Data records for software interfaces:
*** Begin section ***

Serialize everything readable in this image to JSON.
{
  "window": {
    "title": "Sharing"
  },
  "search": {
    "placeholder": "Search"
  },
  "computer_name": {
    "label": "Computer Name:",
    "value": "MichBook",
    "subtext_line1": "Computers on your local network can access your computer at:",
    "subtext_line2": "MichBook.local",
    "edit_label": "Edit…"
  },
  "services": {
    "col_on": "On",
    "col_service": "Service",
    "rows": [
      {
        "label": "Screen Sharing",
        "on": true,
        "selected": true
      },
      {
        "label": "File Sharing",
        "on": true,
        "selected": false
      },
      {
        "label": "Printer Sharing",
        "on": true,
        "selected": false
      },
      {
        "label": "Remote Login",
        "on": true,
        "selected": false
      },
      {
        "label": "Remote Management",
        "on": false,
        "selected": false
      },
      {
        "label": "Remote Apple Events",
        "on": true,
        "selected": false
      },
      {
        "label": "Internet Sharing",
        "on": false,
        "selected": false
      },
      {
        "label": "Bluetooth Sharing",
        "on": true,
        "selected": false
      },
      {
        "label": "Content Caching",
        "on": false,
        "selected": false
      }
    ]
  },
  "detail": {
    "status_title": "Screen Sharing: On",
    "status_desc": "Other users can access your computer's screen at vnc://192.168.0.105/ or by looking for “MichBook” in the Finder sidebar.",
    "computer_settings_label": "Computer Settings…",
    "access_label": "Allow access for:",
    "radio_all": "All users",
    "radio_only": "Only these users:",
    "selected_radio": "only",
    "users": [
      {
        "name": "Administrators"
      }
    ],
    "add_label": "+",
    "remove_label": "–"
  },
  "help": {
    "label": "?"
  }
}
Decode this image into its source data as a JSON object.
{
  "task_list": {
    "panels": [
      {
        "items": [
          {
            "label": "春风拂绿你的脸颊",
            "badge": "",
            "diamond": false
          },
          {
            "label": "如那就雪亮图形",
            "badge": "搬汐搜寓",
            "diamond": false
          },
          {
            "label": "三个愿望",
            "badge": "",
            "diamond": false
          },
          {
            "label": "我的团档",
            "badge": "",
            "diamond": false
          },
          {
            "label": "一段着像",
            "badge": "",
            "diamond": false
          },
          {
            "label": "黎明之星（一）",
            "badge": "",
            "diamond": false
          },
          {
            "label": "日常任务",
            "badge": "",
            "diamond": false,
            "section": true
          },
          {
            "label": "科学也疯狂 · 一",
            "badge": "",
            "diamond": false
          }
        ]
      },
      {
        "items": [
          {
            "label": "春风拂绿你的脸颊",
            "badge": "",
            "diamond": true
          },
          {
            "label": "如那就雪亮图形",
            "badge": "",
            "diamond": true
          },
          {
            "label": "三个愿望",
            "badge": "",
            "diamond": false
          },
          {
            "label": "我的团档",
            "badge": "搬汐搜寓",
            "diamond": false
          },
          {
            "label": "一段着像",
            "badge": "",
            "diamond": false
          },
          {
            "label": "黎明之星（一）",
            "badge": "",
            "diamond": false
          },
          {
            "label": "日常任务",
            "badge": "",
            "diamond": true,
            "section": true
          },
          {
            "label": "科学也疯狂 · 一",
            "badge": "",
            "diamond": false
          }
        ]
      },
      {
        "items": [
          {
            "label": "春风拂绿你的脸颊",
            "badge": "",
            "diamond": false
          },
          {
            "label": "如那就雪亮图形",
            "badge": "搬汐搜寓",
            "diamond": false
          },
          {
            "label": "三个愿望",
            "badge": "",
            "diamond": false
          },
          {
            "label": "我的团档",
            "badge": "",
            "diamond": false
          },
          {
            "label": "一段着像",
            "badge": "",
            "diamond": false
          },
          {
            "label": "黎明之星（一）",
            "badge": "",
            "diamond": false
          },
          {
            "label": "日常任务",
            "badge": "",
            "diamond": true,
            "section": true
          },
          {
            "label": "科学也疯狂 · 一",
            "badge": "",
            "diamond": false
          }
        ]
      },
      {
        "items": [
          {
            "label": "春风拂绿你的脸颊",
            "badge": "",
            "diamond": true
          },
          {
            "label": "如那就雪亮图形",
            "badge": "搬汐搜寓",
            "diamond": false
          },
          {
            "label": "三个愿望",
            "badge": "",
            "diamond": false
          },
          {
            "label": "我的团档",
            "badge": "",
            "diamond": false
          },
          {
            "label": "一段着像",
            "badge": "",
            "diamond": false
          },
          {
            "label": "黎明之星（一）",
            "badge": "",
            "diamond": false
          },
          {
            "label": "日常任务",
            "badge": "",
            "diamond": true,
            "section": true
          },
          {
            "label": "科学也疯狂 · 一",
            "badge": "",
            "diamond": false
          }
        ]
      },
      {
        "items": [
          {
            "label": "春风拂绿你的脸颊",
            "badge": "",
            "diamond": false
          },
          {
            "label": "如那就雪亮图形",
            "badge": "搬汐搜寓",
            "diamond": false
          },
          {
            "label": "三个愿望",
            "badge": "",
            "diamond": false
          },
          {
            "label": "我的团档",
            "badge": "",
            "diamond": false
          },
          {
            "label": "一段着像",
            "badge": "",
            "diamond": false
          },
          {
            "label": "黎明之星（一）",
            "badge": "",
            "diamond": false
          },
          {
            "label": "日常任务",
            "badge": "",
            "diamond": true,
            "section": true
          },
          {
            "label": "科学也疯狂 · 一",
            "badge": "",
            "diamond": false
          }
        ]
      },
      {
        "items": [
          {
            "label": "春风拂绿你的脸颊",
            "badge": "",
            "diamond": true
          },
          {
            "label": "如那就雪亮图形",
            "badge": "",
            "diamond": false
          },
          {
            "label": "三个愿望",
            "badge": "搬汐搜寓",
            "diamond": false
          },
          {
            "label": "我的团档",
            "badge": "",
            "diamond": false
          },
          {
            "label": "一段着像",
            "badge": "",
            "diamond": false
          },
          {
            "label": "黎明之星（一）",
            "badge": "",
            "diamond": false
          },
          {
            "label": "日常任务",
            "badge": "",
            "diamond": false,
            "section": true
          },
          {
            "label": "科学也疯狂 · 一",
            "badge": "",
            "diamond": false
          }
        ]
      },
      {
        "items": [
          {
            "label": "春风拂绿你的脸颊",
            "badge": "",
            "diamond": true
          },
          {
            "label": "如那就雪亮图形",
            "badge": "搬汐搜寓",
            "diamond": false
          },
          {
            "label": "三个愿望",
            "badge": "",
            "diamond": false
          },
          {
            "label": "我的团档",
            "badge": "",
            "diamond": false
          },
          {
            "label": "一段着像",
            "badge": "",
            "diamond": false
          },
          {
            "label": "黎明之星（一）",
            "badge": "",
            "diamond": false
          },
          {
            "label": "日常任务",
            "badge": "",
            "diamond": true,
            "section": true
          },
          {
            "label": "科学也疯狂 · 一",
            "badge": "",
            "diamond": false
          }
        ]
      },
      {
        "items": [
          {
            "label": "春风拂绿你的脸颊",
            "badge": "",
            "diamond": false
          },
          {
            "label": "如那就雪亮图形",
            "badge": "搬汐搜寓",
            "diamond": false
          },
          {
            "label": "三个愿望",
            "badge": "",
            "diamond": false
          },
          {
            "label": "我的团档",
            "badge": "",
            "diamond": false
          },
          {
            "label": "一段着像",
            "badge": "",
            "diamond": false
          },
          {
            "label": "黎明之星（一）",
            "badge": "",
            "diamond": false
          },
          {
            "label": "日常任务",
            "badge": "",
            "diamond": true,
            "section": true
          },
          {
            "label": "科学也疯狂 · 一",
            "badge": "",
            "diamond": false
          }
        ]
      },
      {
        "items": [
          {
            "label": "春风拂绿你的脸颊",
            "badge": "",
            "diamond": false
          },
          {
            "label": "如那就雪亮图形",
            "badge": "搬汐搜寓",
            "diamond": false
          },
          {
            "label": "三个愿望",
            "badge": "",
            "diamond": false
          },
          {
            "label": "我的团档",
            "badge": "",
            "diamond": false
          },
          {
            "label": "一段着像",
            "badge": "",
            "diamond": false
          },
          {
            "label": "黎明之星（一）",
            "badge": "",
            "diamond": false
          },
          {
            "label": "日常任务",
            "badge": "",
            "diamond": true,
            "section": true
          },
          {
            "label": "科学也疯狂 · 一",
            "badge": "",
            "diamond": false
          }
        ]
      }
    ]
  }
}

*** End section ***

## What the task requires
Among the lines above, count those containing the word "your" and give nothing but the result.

## Task response
2